In the meantime, the Coalition for School Reform has just announced a $1 million contribution from New York City Mayor Michael Bloomberg. “Mayor Bloomberg is the most important voice in education reform today,” said Los Angeles Mayor Antonio Villaraigosa in a Coalition press release. “It is an honor to have his support, and we deeply appreciate his willingness to invest in our students’ futures here.”

District 2: This race in downtown LA could top records when all is said and done. So far, City Ethics reports that UTLA-PACE has spent $51,000 against LAUSD Board President Monica Garcia. Garcia herself has lots of outside help: the Coalition for School Reform has spent $251,000; SEIU has spent $71,000, and the LA County Federation of Labor spent $44,000, for a total of $366,000 on her behalf.

District 4: The biggest combined spending is in this Westside race, where incumbent School Board member Steve Zimmer faces an expensive challenge by Kate Anderson. According to City Ethics, UTLA-PACE has spent $86,000 on direct mailers and phone banking to support his reelection bid. He’s the only candidate who is getting combined union backing: in addition to UTLA, SEIU Local 99 has spent $87,000, and the LA County Federation of Labor has spent $42,000, for a total of $215,000 of outside money on his behalf. His opponent, Kate Anderson, is also getting big help from the outside: the Coalition for School Reform has spent a total of $269,000 to boost her race.

District 6: Outside money in the East San Fernando Valley race centers on one candidate, Antonio Sanchez, who has gotten help from the Coalition for School Reform to the tune of $280,000, with SEIU kicking in $69,000 and the LA County Federation spending $44,000 for a total of $393,000 on his behalf. Sanchez and his two opponents, Monica Cano and Maria Ratliff, have all been endorsed by UTLA, but so far, the City Ethics website has not reported any spending by UTLA-PACE in this race.

Previous posts: District 4 Candidates Air YouTube Ads, Schedule Appearances; Coalition, SEIU, County Fed Spend on Candidates; UTLA Focus: Defend Zimmer, Defeat Garcia

Clerical Error Accounts for Disclosure Discrepancy*

LA School Report has learned that the Los Angeles City Ethics Commission is at fault in an election disclosure discrepancy reported here earlier today. According to the Commission, due to human error, the City Ethics site did not make public independent expenditures (IEs) made by the teachers union political arm, UTLA-PACE, for LAUSD school board candidates.

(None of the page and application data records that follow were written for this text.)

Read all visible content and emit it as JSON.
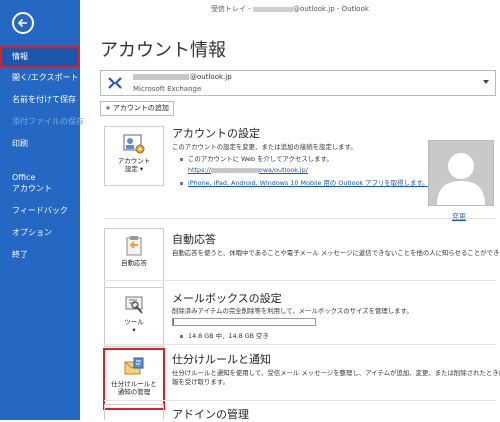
{
  "window": {
    "title_prefix": "受信トレイ - ",
    "title_suffix": "@outlook.jp - Outlook"
  },
  "sidebar": {
    "items": [
      {
        "label": "情報"
      },
      {
        "label": "開く/エクスポート"
      },
      {
        "label": "名前を付けて保存"
      },
      {
        "label": "添付ファイルの保存"
      },
      {
        "label": "印刷"
      },
      {
        "label_line1": "Office",
        "label_line2": "アカウント"
      },
      {
        "label": "フィードバック"
      },
      {
        "label": "オプション"
      },
      {
        "label": "終了"
      }
    ]
  },
  "main": {
    "page_title": "アカウント情報",
    "account": {
      "email_suffix": "@outlook.jp",
      "type": "Microsoft Exchange"
    },
    "add_account_label": "アカウントの追加",
    "account_settings": {
      "tile_line1": "アカウント",
      "tile_line2": "設定 ▾",
      "title": "アカウントの設定",
      "desc": "このアカウントの設定を変更、または追加の接続を設定します。",
      "bullet1": "このアカウントに Web を介してアクセスします。",
      "link_prefix": "https://",
      "link_suffix": "owa/outlook.jp/",
      "bullet2_link": "iPhone, iPad, Android, Windows 10 Mobile 用の Outlook アプリを取得します。"
    },
    "avatar": {
      "change_label": "変更"
    },
    "auto_reply": {
      "tile_label": "自動応答",
      "title": "自動応答",
      "desc": "自動応答を使うと、休暇中であることや電子メール メッセージに返信できないことを他の人に知らせることができます。"
    },
    "mailbox": {
      "tile_line1": "ツール",
      "tile_line2": "▾",
      "title": "メールボックスの設定",
      "desc": "削除済みアイテムの完全削除等を利用して、メールボックスのサイズを管理します。",
      "usage_text": "14.8 GB 中、14.8 GB 空き",
      "usage_fraction": 0.01
    },
    "rules": {
      "tile_line1": "仕分けルールと",
      "tile_line2": "通知の管理",
      "title": "仕分けルールと通知",
      "desc_line1": "仕分けルールと通知を使用して、受信メール メッセージを整理し、アイテムが追加、変更、または削除されたときに更新情",
      "desc_line2": "報を受け取ります。"
    },
    "addins": {
      "title": "アドインの管理"
    }
  },
  "colors": {
    "sidebar_bg": "#2468c4",
    "selected_bg": "#1a57ad",
    "highlight": "#e0201e",
    "link": "#1a58b8"
  },
  "icons": [
    "back-arrow-icon",
    "exchange-icon",
    "plus-icon",
    "account-settings-icon",
    "auto-reply-icon",
    "tools-icon",
    "rules-icon",
    "person-silhouette-icon",
    "dropdown-caret-icon"
  ]
}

Late today, a city official from the Ethics Commission called LA School Report to say that UTLA-PACE had in fact disclosed its IE spending to the Commission on time, but due to a clerical error, the paperwork was not filed properly at the Commission.

According to election disclosure laws an independent expenditure committee must report spending made on behalf of candidates within 24 hours, and requires the information is made public on the City Ethics website.

How much money has UTLA-PACE spent to help candidates? All we know for sure is that the numbers reported today by the LA Times (read here), and reported on our site (read here) last week are rendered inaccurate. Beyond that, we’ll have to wait and see.

*Update: An earlier version of this post directly quoted the Ethics Commission when it should have been a paraphrase; the post has been corrected.